MELBOURNE, Australia -- Unseeded and ranked No. 81 after an injury-plagued 2006, Serena Williams made it back to a Grand Slam final with a 7-6 (5), 6-4 win over Nicole Vaidisova at the Australian Open.
Standing in the way of an eighth Grand Slam title -- she already
has two here -- is top-seeded Maria Sharapova. Sharapova turned her
semifinal against No. 4 Kim Clijsters into an Australian farewell
match for the 23-year-old Belgian, who is retiring at the end of
the year, with a 6-4, 6-2 victory.
Williams and Sharapova have split four previous matchups.
Williams won their last encounter after saving match points in the
semifinals here two years ago before going on to win the title.
Ranked No. 81 coming into the tournament after dropping out of
the top 100 last year while dealing with a bad knee, Williams
guaranteed herself a return to the top 20.
"I can't believe it," the former world No. 1 said. "That's
awesome. I'm like a chameleon. I can kind of change and get my game
going to whatever the situation is. If I play well, which I don't
think I've even reached yet at all in this tournament ... it's
really hard for anyone on the women's tour to beat me."
Sharapova certainly isn't taking Williams lightly.
"I'm going to be playing against a player that didn't really
expect too much coming into this tournament," she said. "She's
playing some really good tennis. I think she has nothing to lose
going into the match. Those are always dangerous opponents."
Williams sprinted ahead 4-0 in the tiebreaker, then
doubled-faulted on consecutive points as Vaidisova rallied to tie
it at 5. Grunting louder with each shot, Williams whacked a
backhand cross-court winner to get a set point, then growled loudly
when Vaidisova hit a forehand into the net.
Williams ran off four straight games to pull ahead 5-1 in the
second set. A quick finish seemed certain.
Then came the comeback that fell just short.

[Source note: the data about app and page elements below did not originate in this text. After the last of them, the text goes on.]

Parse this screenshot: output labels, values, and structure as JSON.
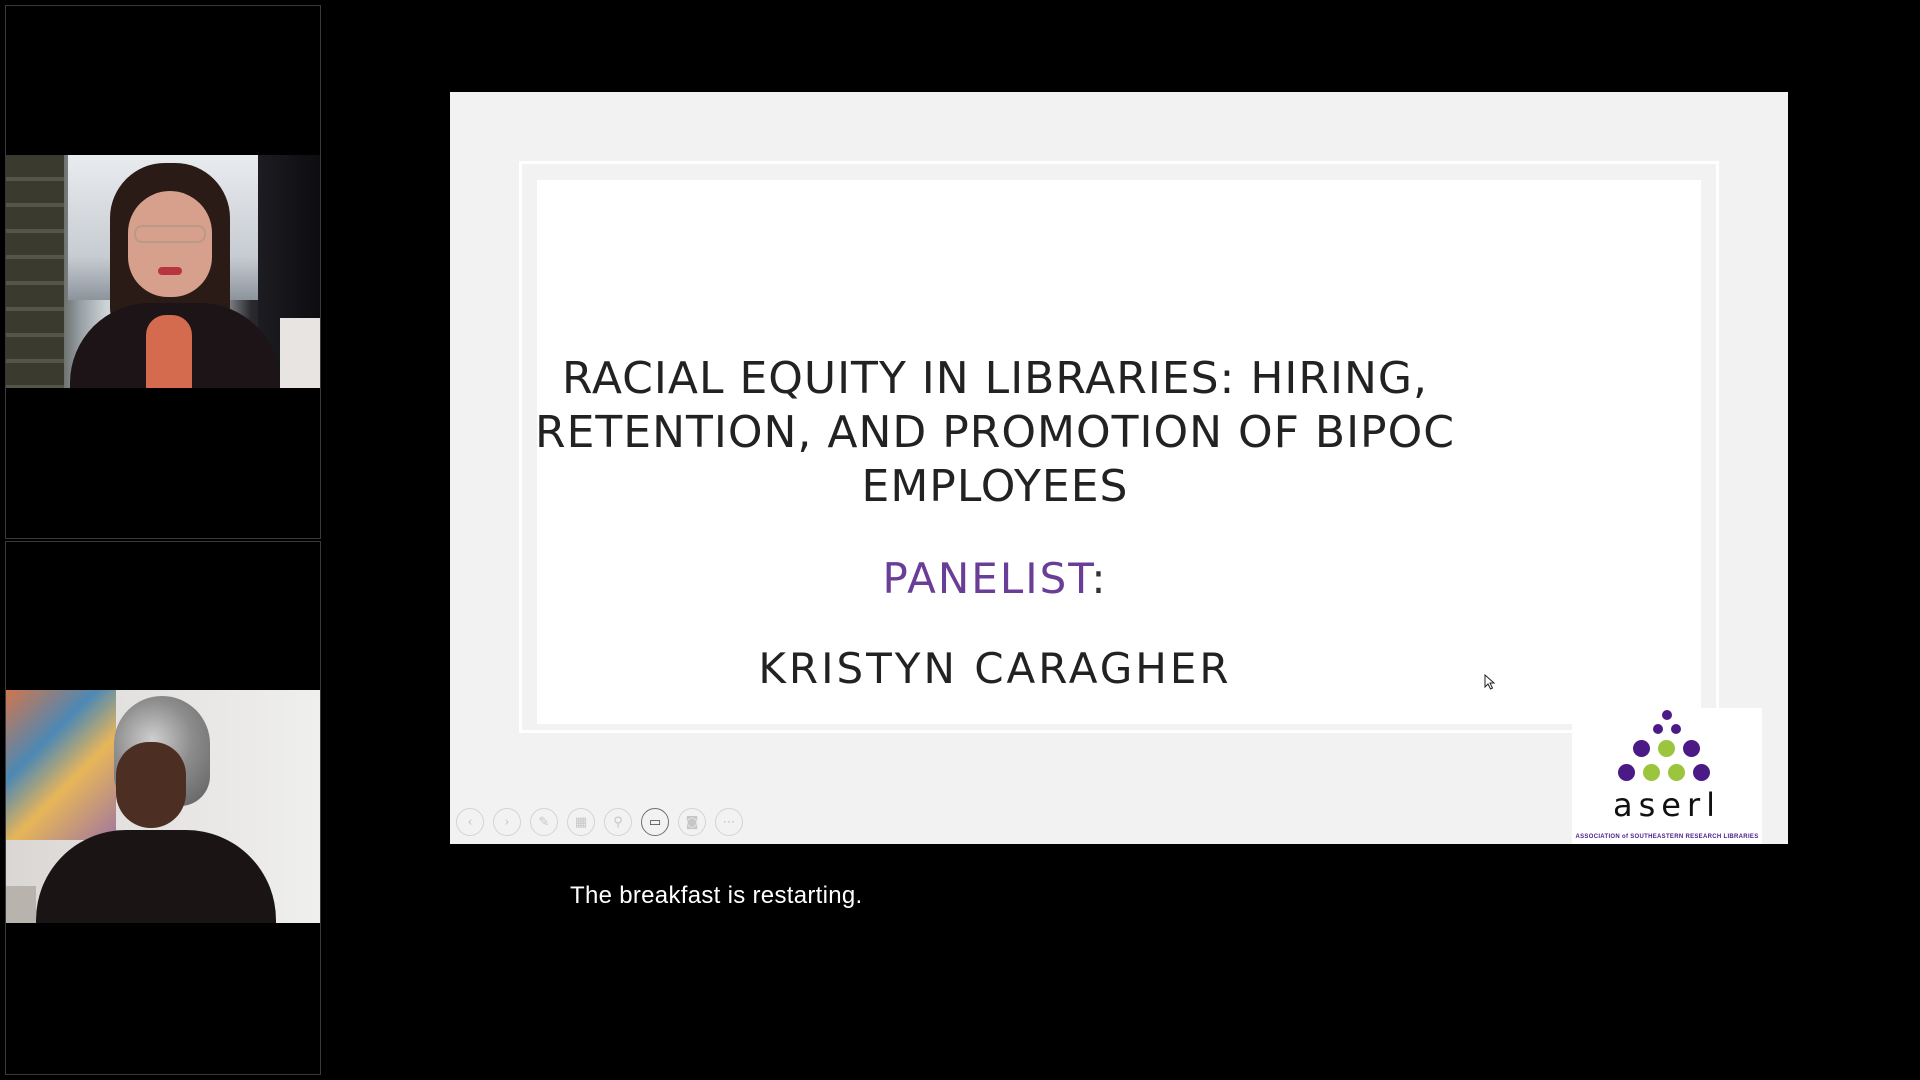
{
  "participants": [
    {
      "name": "participant-1",
      "label": ""
    },
    {
      "name": "participant-2",
      "label": ""
    }
  ],
  "slide": {
    "title_lines": [
      "RACIAL EQUITY IN LIBRARIES: HIRING,",
      "RETENTION, AND PROMOTION OF BIPOC",
      "EMPLOYEES"
    ],
    "panelist_label": "PANELIST",
    "panelist_colon": ":",
    "panelist_name": "KRISTYN CARAGHER",
    "logo": {
      "wordmark": "aserl",
      "tagline": "ASSOCIATION of SOUTHEASTERN RESEARCH LIBRARIES"
    },
    "toolbar": [
      {
        "name": "previous-slide-button",
        "icon": "chevron-left-icon",
        "glyph": "‹"
      },
      {
        "name": "next-slide-button",
        "icon": "chevron-right-icon",
        "glyph": "›"
      },
      {
        "name": "pen-tool-button",
        "icon": "pen-icon",
        "glyph": "✎"
      },
      {
        "name": "see-all-slides-button",
        "icon": "grid-icon",
        "glyph": "▦"
      },
      {
        "name": "zoom-button",
        "icon": "magnifier-icon",
        "glyph": "⚲"
      },
      {
        "name": "subtitles-button",
        "icon": "subtitles-icon",
        "glyph": "▭"
      },
      {
        "name": "camera-button",
        "icon": "camera-icon",
        "glyph": "◙"
      },
      {
        "name": "more-options-button",
        "icon": "ellipsis-icon",
        "glyph": "⋯"
      }
    ]
  },
  "caption": "The breakfast is restarting.",
  "colors": {
    "accent_purple": "#6a3d97",
    "logo_purple": "#4b1a86",
    "logo_green": "#9bc53d",
    "background": "#000000"
  }
}
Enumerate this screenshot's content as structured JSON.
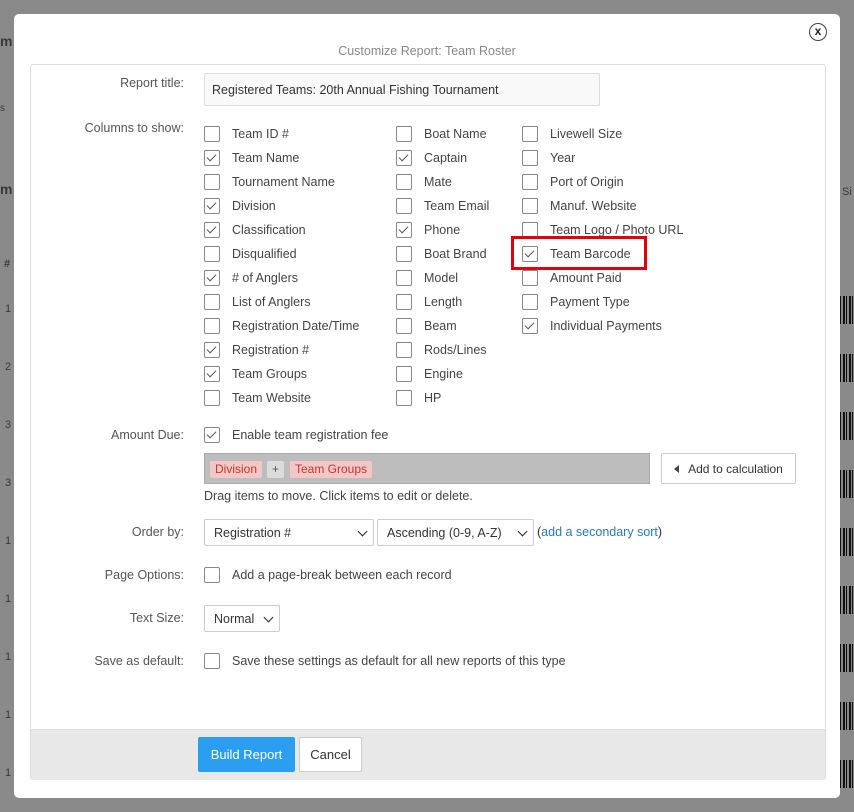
{
  "background": {
    "texts": [
      "m",
      "s",
      "m",
      "#",
      "1",
      "2",
      "3",
      "3",
      "1",
      "1",
      "1",
      "1",
      "1"
    ],
    "right_text": "Si"
  },
  "modal": {
    "title": "Customize Report: Team Roster",
    "close_glyph": "x",
    "report_title": {
      "label": "Report title:",
      "value": "Registered Teams: 20th Annual Fishing Tournament"
    },
    "columns": {
      "label": "Columns to show:",
      "col1": [
        {
          "label": "Team ID #",
          "checked": false
        },
        {
          "label": "Team Name",
          "checked": true
        },
        {
          "label": "Tournament Name",
          "checked": false
        },
        {
          "label": "Division",
          "checked": true
        },
        {
          "label": "Classification",
          "checked": true
        },
        {
          "label": "Disqualified",
          "checked": false
        },
        {
          "label": "# of Anglers",
          "checked": true
        },
        {
          "label": "List of Anglers",
          "checked": false
        },
        {
          "label": "Registration Date/Time",
          "checked": false
        },
        {
          "label": "Registration #",
          "checked": true
        },
        {
          "label": "Team Groups",
          "checked": true
        },
        {
          "label": "Team Website",
          "checked": false
        }
      ],
      "col2": [
        {
          "label": "Boat Name",
          "checked": false
        },
        {
          "label": "Captain",
          "checked": true
        },
        {
          "label": "Mate",
          "checked": false
        },
        {
          "label": "Team Email",
          "checked": false
        },
        {
          "label": "Phone",
          "checked": true
        },
        {
          "label": "Boat Brand",
          "checked": false
        },
        {
          "label": "Model",
          "checked": false
        },
        {
          "label": "Length",
          "checked": false
        },
        {
          "label": "Beam",
          "checked": false
        },
        {
          "label": "Rods/Lines",
          "checked": false
        },
        {
          "label": "Engine",
          "checked": false
        },
        {
          "label": "HP",
          "checked": false
        }
      ],
      "col3": [
        {
          "label": "Livewell Size",
          "checked": false
        },
        {
          "label": "Year",
          "checked": false
        },
        {
          "label": "Port of Origin",
          "checked": false
        },
        {
          "label": "Manuf. Website",
          "checked": false
        },
        {
          "label": "Team Logo / Photo URL",
          "checked": false
        },
        {
          "label": "Team Barcode",
          "checked": true
        },
        {
          "label": "Amount Paid",
          "checked": false
        },
        {
          "label": "Payment Type",
          "checked": false
        },
        {
          "label": "Individual Payments",
          "checked": true
        }
      ]
    },
    "amount_due": {
      "label": "Amount Due:",
      "checkbox_label": "Enable team registration fee",
      "checked": true,
      "chips": [
        "Division",
        "+",
        "Team Groups"
      ],
      "add_button": "Add to calculation",
      "hint": "Drag items to move. Click items to edit or delete."
    },
    "order_by": {
      "label": "Order by:",
      "field": "Registration #",
      "direction": "Ascending (0-9, A-Z)",
      "paren_open": "(",
      "secondary_link": "add a secondary sort",
      "paren_close": ")"
    },
    "page_options": {
      "label": "Page Options:",
      "checkbox_label": "Add a page-break between each record",
      "checked": false
    },
    "text_size": {
      "label": "Text Size:",
      "value": "Normal"
    },
    "save_default": {
      "label": "Save as default:",
      "checkbox_label": "Save these settings as default for all new reports of this type",
      "checked": false
    },
    "buttons": {
      "build": "Build Report",
      "cancel": "Cancel"
    }
  }
}
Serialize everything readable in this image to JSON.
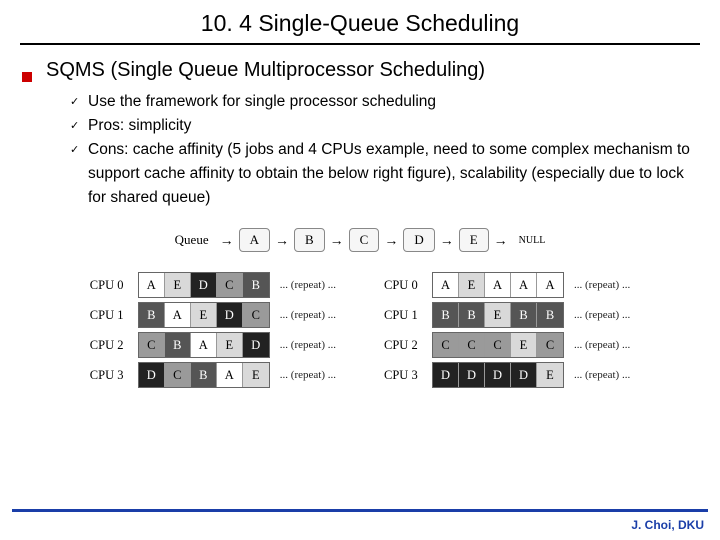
{
  "title": "10. 4 Single-Queue Scheduling",
  "heading": "SQMS (Single Queue Multiprocessor Scheduling)",
  "bullets": [
    "Use the framework for single processor scheduling",
    "Pros: simplicity",
    "Cons: cache affinity (5 jobs and 4 CPUs example, need to some complex mechanism to support cache affinity to obtain the below right figure), scalability (especially due to lock for shared queue)"
  ],
  "queue": {
    "label": "Queue",
    "nodes": [
      "A",
      "B",
      "C",
      "D",
      "E"
    ],
    "end": "NULL"
  },
  "cpu_labels": [
    "CPU 0",
    "CPU 1",
    "CPU 2",
    "CPU 3"
  ],
  "left_table": [
    [
      {
        "t": "A",
        "s": "w"
      },
      {
        "t": "E",
        "s": "l"
      },
      {
        "t": "D",
        "s": "k"
      },
      {
        "t": "C",
        "s": "m"
      },
      {
        "t": "B",
        "s": "d"
      }
    ],
    [
      {
        "t": "B",
        "s": "d"
      },
      {
        "t": "A",
        "s": "w"
      },
      {
        "t": "E",
        "s": "l"
      },
      {
        "t": "D",
        "s": "k"
      },
      {
        "t": "C",
        "s": "m"
      }
    ],
    [
      {
        "t": "C",
        "s": "m"
      },
      {
        "t": "B",
        "s": "d"
      },
      {
        "t": "A",
        "s": "w"
      },
      {
        "t": "E",
        "s": "l"
      },
      {
        "t": "D",
        "s": "k"
      }
    ],
    [
      {
        "t": "D",
        "s": "k"
      },
      {
        "t": "C",
        "s": "m"
      },
      {
        "t": "B",
        "s": "d"
      },
      {
        "t": "A",
        "s": "w"
      },
      {
        "t": "E",
        "s": "l"
      }
    ]
  ],
  "right_table": [
    [
      {
        "t": "A",
        "s": "w"
      },
      {
        "t": "E",
        "s": "l"
      },
      {
        "t": "A",
        "s": "w"
      },
      {
        "t": "A",
        "s": "w"
      },
      {
        "t": "A",
        "s": "w"
      }
    ],
    [
      {
        "t": "B",
        "s": "d"
      },
      {
        "t": "B",
        "s": "d"
      },
      {
        "t": "E",
        "s": "l"
      },
      {
        "t": "B",
        "s": "d"
      },
      {
        "t": "B",
        "s": "d"
      }
    ],
    [
      {
        "t": "C",
        "s": "m"
      },
      {
        "t": "C",
        "s": "m"
      },
      {
        "t": "C",
        "s": "m"
      },
      {
        "t": "E",
        "s": "l"
      },
      {
        "t": "C",
        "s": "m"
      }
    ],
    [
      {
        "t": "D",
        "s": "k"
      },
      {
        "t": "D",
        "s": "k"
      },
      {
        "t": "D",
        "s": "k"
      },
      {
        "t": "D",
        "s": "k"
      },
      {
        "t": "E",
        "s": "l"
      }
    ]
  ],
  "repeat": "... (repeat) ...",
  "footer": "J. Choi, DKU"
}
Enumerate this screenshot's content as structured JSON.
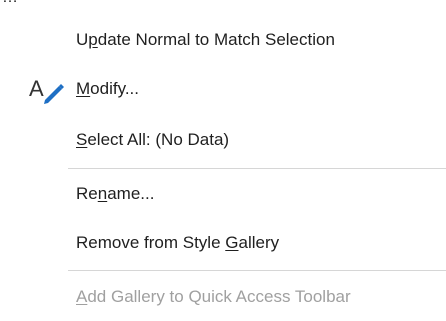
{
  "background_row": {
    "text": "…"
  },
  "menu": {
    "items": [
      {
        "pre": "U",
        "ul": "p",
        "post": "date Normal to Match Selection",
        "label": "Update Normal to Match Selection",
        "enabled": true,
        "icon": null
      },
      {
        "pre": "",
        "ul": "M",
        "post": "odify...",
        "label": "Modify...",
        "enabled": true,
        "icon": "style-format-icon"
      },
      {
        "pre": "",
        "ul": "S",
        "post": "elect All: (No Data)",
        "label": "Select All: (No Data)",
        "enabled": true,
        "icon": null
      },
      {
        "pre": "Re",
        "ul": "n",
        "post": "ame...",
        "label": "Rename...",
        "enabled": true,
        "icon": null
      },
      {
        "pre": "Remove from Style ",
        "ul": "G",
        "post": "allery",
        "label": "Remove from Style Gallery",
        "enabled": true,
        "icon": null
      },
      {
        "pre": "",
        "ul": "A",
        "post": "dd Gallery to Quick Access Toolbar",
        "label": "Add Gallery to Quick Access Toolbar",
        "enabled": false,
        "icon": null
      }
    ]
  },
  "colors": {
    "text": "#1f1f1f",
    "disabled_text": "#a0a0a0",
    "separator": "#d6d6d6",
    "icon_blue": "#1e6fc4",
    "icon_dark": "#333333"
  }
}
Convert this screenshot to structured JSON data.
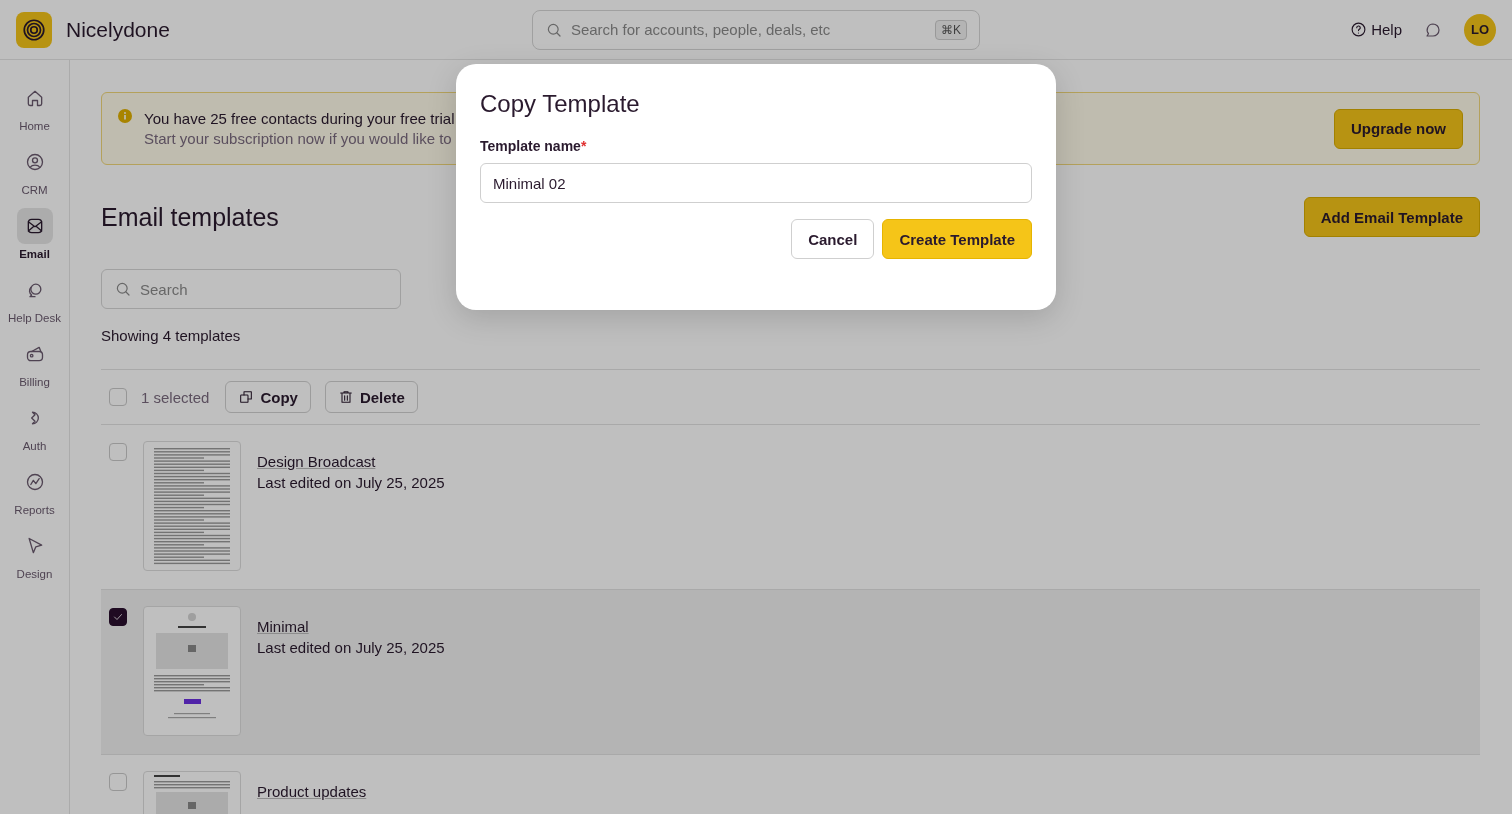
{
  "app": {
    "name": "Nicelydone"
  },
  "search": {
    "placeholder": "Search for accounts, people, deals, etc",
    "shortcut": "⌘K"
  },
  "header_actions": {
    "help": "Help",
    "avatar": "LO"
  },
  "sidebar": {
    "items": [
      {
        "label": "Home",
        "selected": false
      },
      {
        "label": "CRM",
        "selected": false
      },
      {
        "label": "Email",
        "selected": true
      },
      {
        "label": "Help Desk",
        "selected": false
      },
      {
        "label": "Billing",
        "selected": false
      },
      {
        "label": "Auth",
        "selected": false
      },
      {
        "label": "Reports",
        "selected": false
      },
      {
        "label": "Design",
        "selected": false
      }
    ]
  },
  "banner": {
    "title": "You have 25 free contacts during your free trial",
    "text": "Start your subscription now if you would like to",
    "button": "Upgrade now"
  },
  "page": {
    "title": "Email templates",
    "add_button": "Add Email Template",
    "search_placeholder": "Search",
    "count": "Showing 4 templates"
  },
  "toolbar": {
    "checked": false,
    "selection": "1 selected",
    "actions": [
      "Copy",
      "Delete"
    ]
  },
  "templates": [
    {
      "name": "Design Broadcast",
      "edited": "Last edited on July 25, 2025",
      "selected": false,
      "kind": "text"
    },
    {
      "name": "Minimal",
      "edited": "Last edited on July 25, 2025",
      "selected": true,
      "kind": "minimal"
    },
    {
      "name": "Product updates",
      "selected": false,
      "kind": "updates"
    }
  ],
  "dialog": {
    "title": "Copy Template",
    "field_label": "Template name",
    "required_mark": "*",
    "value": "Minimal 02",
    "buttons": [
      {
        "label": "Cancel",
        "kind": "secondary"
      },
      {
        "label": "Create Template",
        "kind": "primary"
      }
    ]
  }
}
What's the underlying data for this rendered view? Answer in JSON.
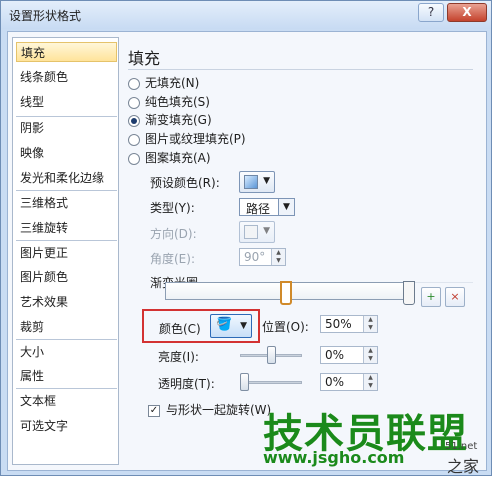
{
  "window": {
    "title": "设置形状格式",
    "help_label": "?",
    "close_label": "X"
  },
  "nav": {
    "items": [
      {
        "label": "填充"
      },
      {
        "label": "线条颜色"
      },
      {
        "label": "线型"
      },
      {
        "label": "阴影"
      },
      {
        "label": "映像"
      },
      {
        "label": "发光和柔化边缘"
      },
      {
        "label": "三维格式"
      },
      {
        "label": "三维旋转"
      },
      {
        "label": "图片更正"
      },
      {
        "label": "图片颜色"
      },
      {
        "label": "艺术效果"
      },
      {
        "label": "裁剪"
      },
      {
        "label": "大小"
      },
      {
        "label": "属性"
      },
      {
        "label": "文本框"
      },
      {
        "label": "可选文字"
      }
    ],
    "selected_index": 0
  },
  "fill": {
    "heading": "填充",
    "options": [
      {
        "label": "无填充(N)",
        "selected": false
      },
      {
        "label": "纯色填充(S)",
        "selected": false
      },
      {
        "label": "渐变填充(G)",
        "selected": true
      },
      {
        "label": "图片或纹理填充(P)",
        "selected": false
      },
      {
        "label": "图案填充(A)",
        "selected": false
      }
    ],
    "preset_label": "预设颜色(R):",
    "type_label": "类型(Y):",
    "type_value": "路径",
    "direction_label": "方向(D):",
    "angle_label": "角度(E):",
    "angle_value": "90°",
    "stops_label": "渐变光圈",
    "color_label": "颜色(C)",
    "position_label": "位置(O):",
    "position_value": "50%",
    "brightness_label": "亮度(I):",
    "brightness_value": "0%",
    "transparency_label": "透明度(T):",
    "transparency_value": "0%",
    "rotate_label": "与形状一起旋转(W)",
    "rotate_checked": true
  },
  "watermark": {
    "main": "技术员联盟",
    "url": "www.jsgho.com",
    "small": "51.net",
    "small2": "之家"
  }
}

Vaidisova broke Williams as she served for the match to pull
within 3-5, then fell behind 0-40 for triple match point in the
next game. The Czech fought back to deuce, fended off another match
point, then held to a thunderous ovation.
"I almost did a gagarooney there," said Williams, explaining:
"Basically, you know, gagging."
Serving again to finish it off, Williams had match point No. 5
at 40-30, only to see Vaidisova whip a backhand cross-court winner.
Williams thought the ball was out and started to celebrate, then
clearly wanted to question the no-call but had no challenges left
after using up her allotment earlier.
Her 10th ace of the match, on a second serve, set up match point
No. 6, and Williams finally converted this one, throwing her hands
in the air and leaning back to look at the sky.
"She's definitely a great champ," Vaidisova said. "She played
the tight points very well. I had my opportunities. I didn't use
them. That was the big difference. I was trying to go for a winner
or easy shot too early."
Sharapova, last year's U.S. Open champion, wasn't at the top of
her game either, committing eight double-faults, missing badly on a
number of easy putaways and finishing with six more unforced errors
(33) than winners (27). But she was at her best under pressure,
fending off seven break points in the second set.
"I felt like I played a much better match all around today,"
Sharapova said. "Couldn't quite get the serve and return together
in the beginning. But overall I was really focused. I did the right
things at the right time. I was patient when I had to be patient,
played a smart game."
It helped that the normally solid Clijsters was even more
inconsistent, and her worst errors came at the worst times as she
squandered opportunity after opportunity. She frequently forced
Sharapova to hit two or three good shots to win a point, but had
only two winners of her own in the last set.
Clijsters got two standing ovations as she said goodbye to Rod
Laver Arena after the loss.
"I have so many great memories from here," she said. "I'm
going to come back tomorrow and take my time to say goodbye to
everybody, just get everybody's e-mail address, number."